"My last year, I didn't play a lot. I knew Herb Brooks was going to be there for awhile and to his credit, he was honest with me. He said 'We're rebuilding. We're looking for a speedier type of hockey player.' That's exactly what you see in the NHL today. Herb Brooks kind of brought that to the forefront with the European-type players."
Vickers tried to catch on with another NHL team, but couldn't find a taker. He then opted to retire as a lifelong Ranger.
"It's hard to believe now, but (other teams) said I was making too much money," Vickers recalled. "I was making about one-tenth of what the average NHL salary is now."
After hockey, Vickers remained in the New York area and turned to a career in insurance.
"When I was playing, I was getting insurance licenses to work as a broker.
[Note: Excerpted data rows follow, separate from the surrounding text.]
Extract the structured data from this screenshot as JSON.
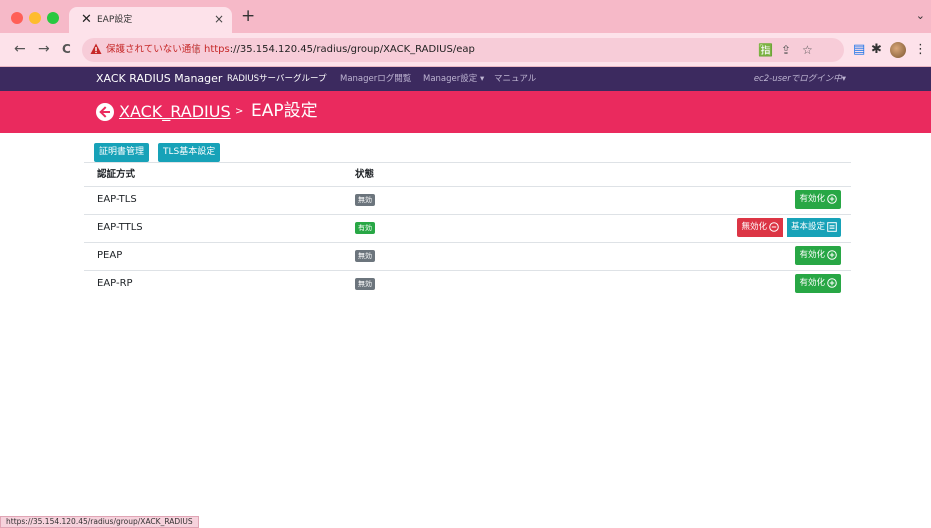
{
  "browser": {
    "tab_favicon": "✕",
    "tab_title": "EAP設定",
    "tab_close": "×",
    "new_tab": "+",
    "tab_dropdown": "⌄",
    "nav": {
      "back": "←",
      "forward": "→",
      "reload": "C"
    },
    "security_warning": "保護されていない通信",
    "url_scheme": "https",
    "url_rest": "://35.154.120.45/radius/group/XACK_RADIUS/eap",
    "url_separator": "|"
  },
  "navbar": {
    "brand": "XACK RADIUS Manager",
    "links": [
      {
        "label": "RADIUSサーバーグループ",
        "active": true
      },
      {
        "label": "Managerログ閲覧",
        "active": false
      },
      {
        "label": "Manager設定 ▾",
        "active": false
      },
      {
        "label": "マニュアル",
        "active": false
      }
    ],
    "user": "ec2-userでログイン中▾"
  },
  "header": {
    "breadcrumb_link": "XACK_RADIUS",
    "separator": ">",
    "title": "EAP設定"
  },
  "actions": {
    "cert_button": "証明書管理",
    "tls_button": "TLS基本設定"
  },
  "table": {
    "columns": [
      "認証方式",
      "状態"
    ],
    "rows": [
      {
        "name": "EAP-TLS",
        "status": "無効",
        "enabled": false,
        "action": "有効化"
      },
      {
        "name": "EAP-TTLS",
        "status": "有効",
        "enabled": true,
        "action": "無効化",
        "settings": "基本設定"
      },
      {
        "name": "PEAP",
        "status": "無効",
        "enabled": false,
        "action": "有効化"
      },
      {
        "name": "EAP-RP",
        "status": "無効",
        "enabled": false,
        "action": "有効化"
      }
    ]
  },
  "status_bar": "https://35.154.120.45/radius/group/XACK_RADIUS",
  "colors": {
    "tabbar": "#f6b9c8",
    "navbar": "#3c2a5f",
    "header": "#ea2a5e",
    "info": "#17a2b8",
    "success": "#28a745",
    "danger": "#dc3545",
    "secondary": "#6c757d"
  }
}
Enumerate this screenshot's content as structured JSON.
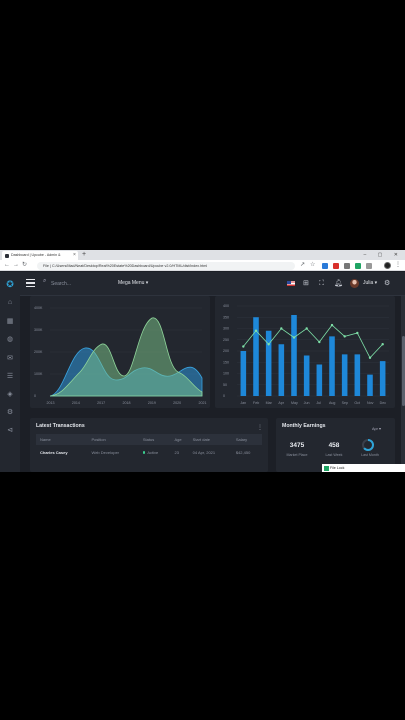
{
  "browser": {
    "tab_title": "Dashboard | Upcube - Admin &",
    "url": "File  |  C:/Users/Mad/Neat/Desktop/Real%20Estate%20Dashboard/Upcube v2.0/HTML/dist/index.html",
    "new_tab": "+",
    "window_controls": "– ▢ ✕"
  },
  "topbar": {
    "search_placeholder": "Search...",
    "mega_menu": "Mega Menu ▾",
    "user_name": "Julia ▾"
  },
  "area_chart": {
    "years": [
      "2013",
      "2014",
      "2017",
      "2018",
      "2019",
      "2020",
      "2021"
    ],
    "y_ticks": [
      "400K",
      "300K",
      "200K",
      "100K",
      "0"
    ]
  },
  "bar_chart": {
    "months": [
      "Jan",
      "Feb",
      "Mar",
      "Apr",
      "May",
      "Jun",
      "Jul",
      "Aug",
      "Sep",
      "Oct",
      "Nov",
      "Dec"
    ],
    "y_ticks": [
      "400",
      "350",
      "300",
      "250",
      "200",
      "150",
      "100",
      "50",
      "0"
    ],
    "bars": [
      200,
      350,
      290,
      230,
      360,
      180,
      140,
      265,
      185,
      185,
      95,
      155
    ],
    "line": [
      220,
      290,
      230,
      300,
      260,
      300,
      240,
      315,
      265,
      280,
      170,
      230
    ],
    "bar_color": "#1e88d9",
    "line_color": "#7ee0a8"
  },
  "transactions": {
    "title": "Latest Transactions",
    "headers": [
      "Name",
      "Position",
      "Status",
      "Age",
      "Start date",
      "Salary"
    ],
    "rows": [
      {
        "name": "Charles Casey",
        "position": "Web Developer",
        "status": "Active",
        "age": "23",
        "start": "04 Apr, 2021",
        "salary": "$42,450"
      }
    ]
  },
  "earnings": {
    "title": "Monthly Earnings",
    "period": "Apr ▾",
    "stats": [
      {
        "value": "3475",
        "label": "Market Place"
      },
      {
        "value": "458",
        "label": "Last Week"
      }
    ],
    "third_label": "Last Month"
  },
  "toast": "File Lock",
  "icons": [
    "logo-icon",
    "dashboard-icon",
    "calendar-icon",
    "chat-icon",
    "email-icon",
    "tasks-icon",
    "layouts-icon",
    "settings-icon",
    "share-icon"
  ]
}
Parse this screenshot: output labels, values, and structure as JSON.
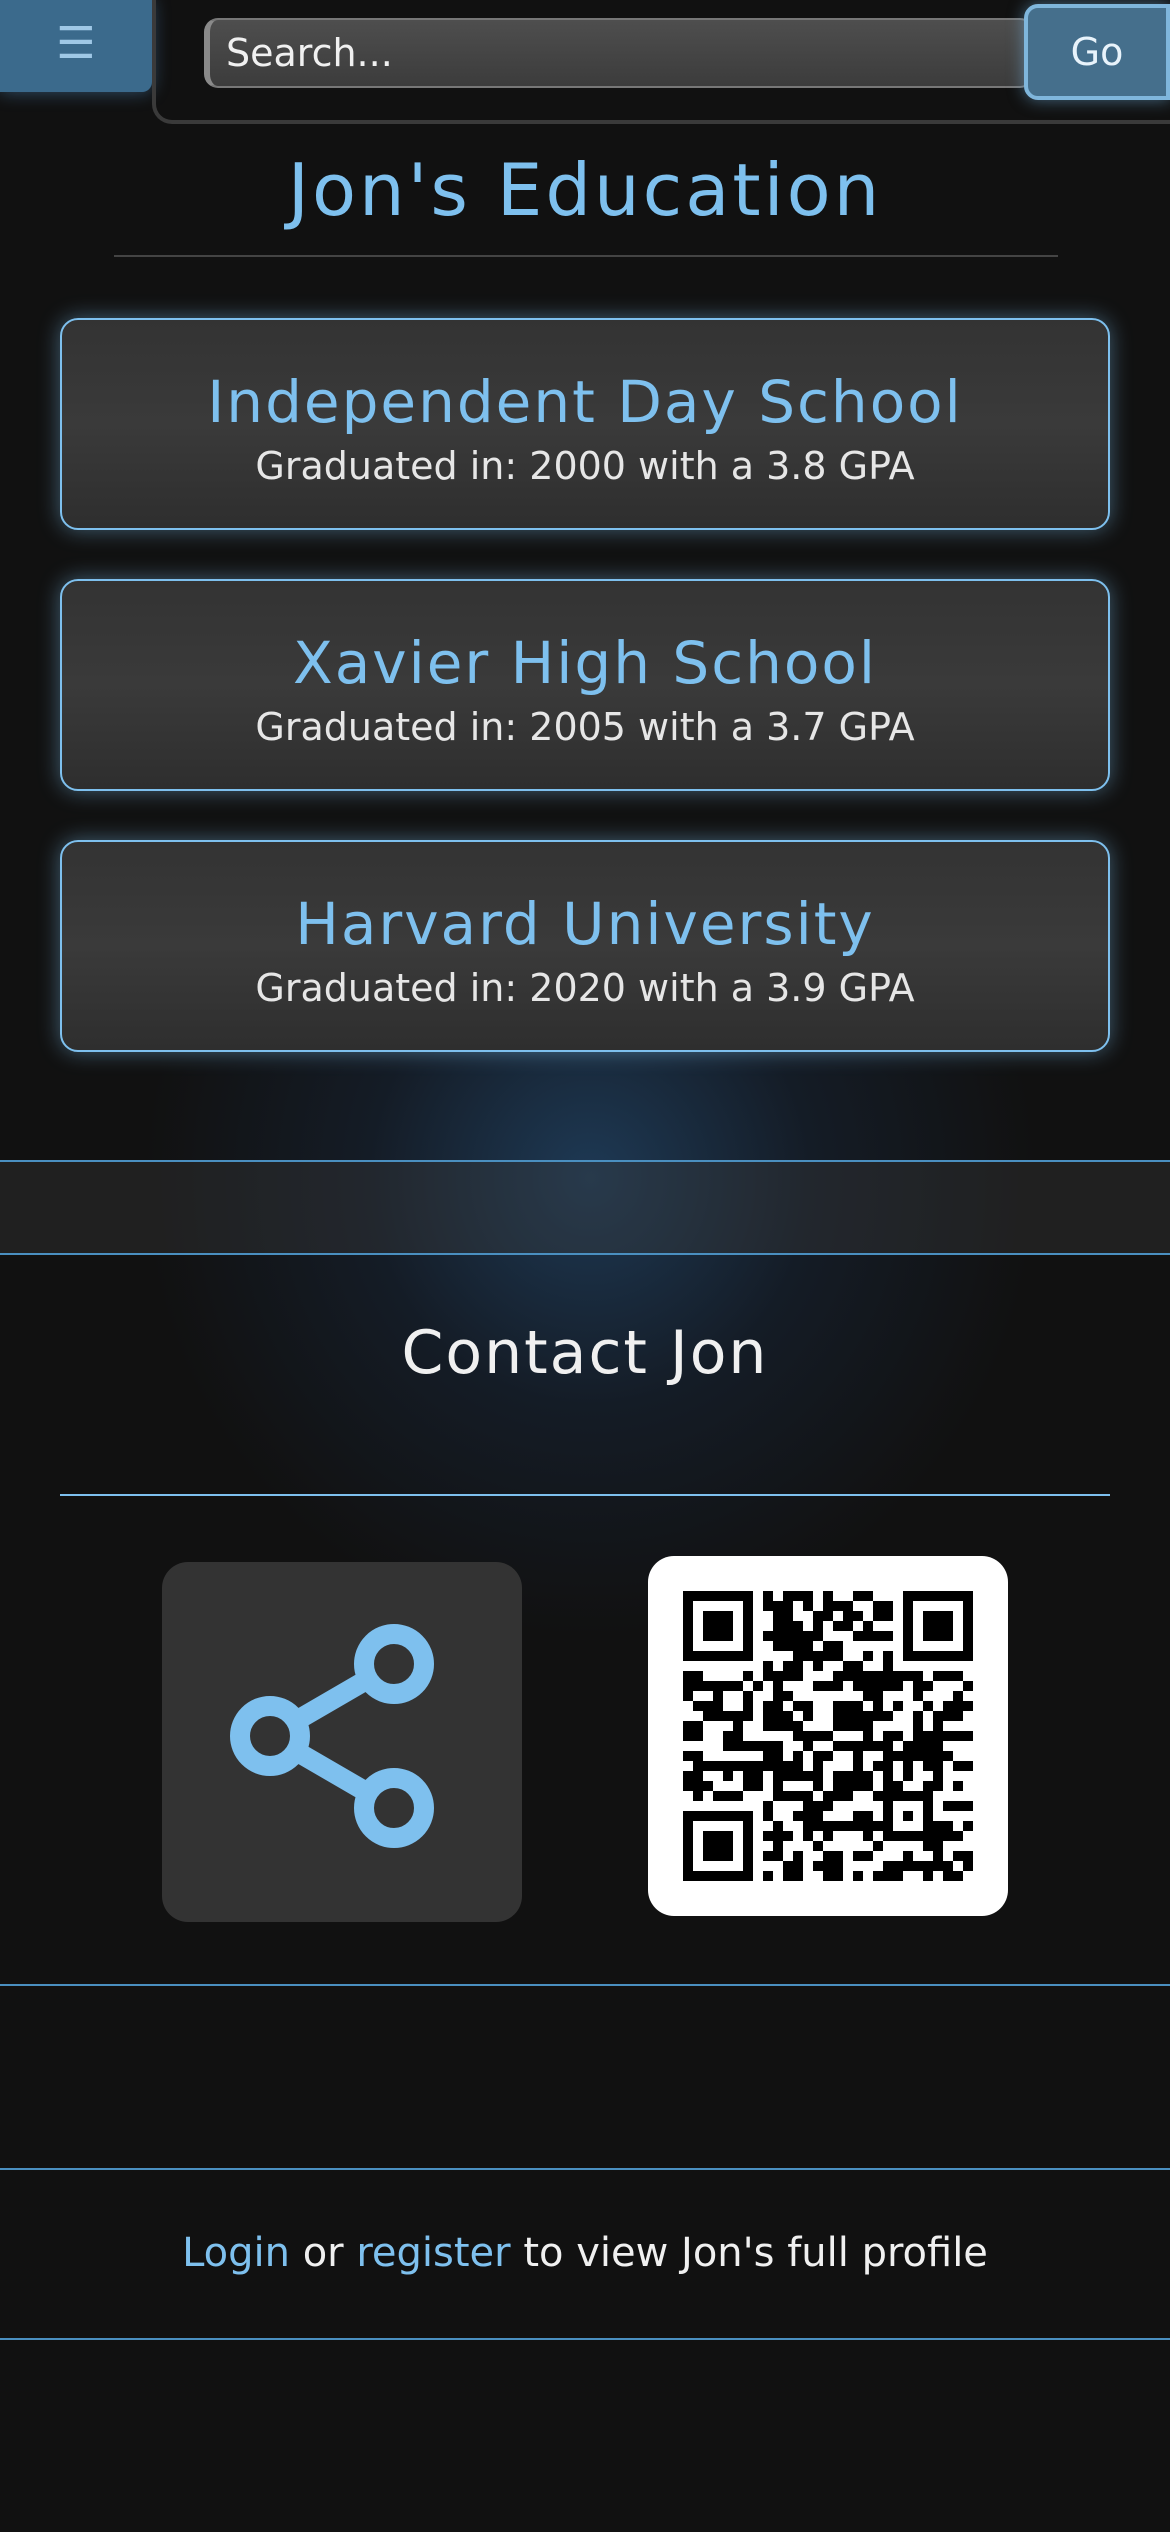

I had a life insurance license when I retired, so I went into that for three or four years but found out I didn't like it," Vickers said. "I moved back to Canada in 1987 and got a job with Bell Yellow Pages, where I worked for 16 years in sales."
While many former NHL players look to remain active in hockey after their retirement, Vickers said coaching and the front office just weren't for him.
"I never really pursued that," he said. "People ask me why, and I say 'Well, I had 10 coaches in 10 years in the NHL, so there's a little bit of pressure to win.' I think I had four or five general managers. I didn't really want to scout either. I had a really young family and I thought I'd get into the business world sooner than later."
NHL salaries were much lower in Vickers' era, and few players left the game with enough money to truly retire. That made the transition to a new career even more important.
"Most guys from my era had to work after they retired from hockey," Vickers said. "And you just can't sit back at 31 years old. I could have sat back for a couple of years, but I really had to work. I couldn't just sit around the house looking back at the glory days."
Although his three children spent their early years in New York, they also lived in Aurora, Ontario, just outside Vickers' hometown of Toronto.
Vickers' oldest son, now 26, was a junior hockey teammate of current Rangers forward Dominic Moore. Like Moore, Jim Vickers went the college route, playing four seasons on defense for RPI. He then played three years in the ECHL before going off to England to pursue an MBA degree while playing in the British league.
A regular at Rangers alumni events, Vickers said he enjoys his contact with the organization and has nothing but good memories of his years with the Blueshirts.
"I don't regret anything," he said. "I had wonderful years here and met a lot of good people."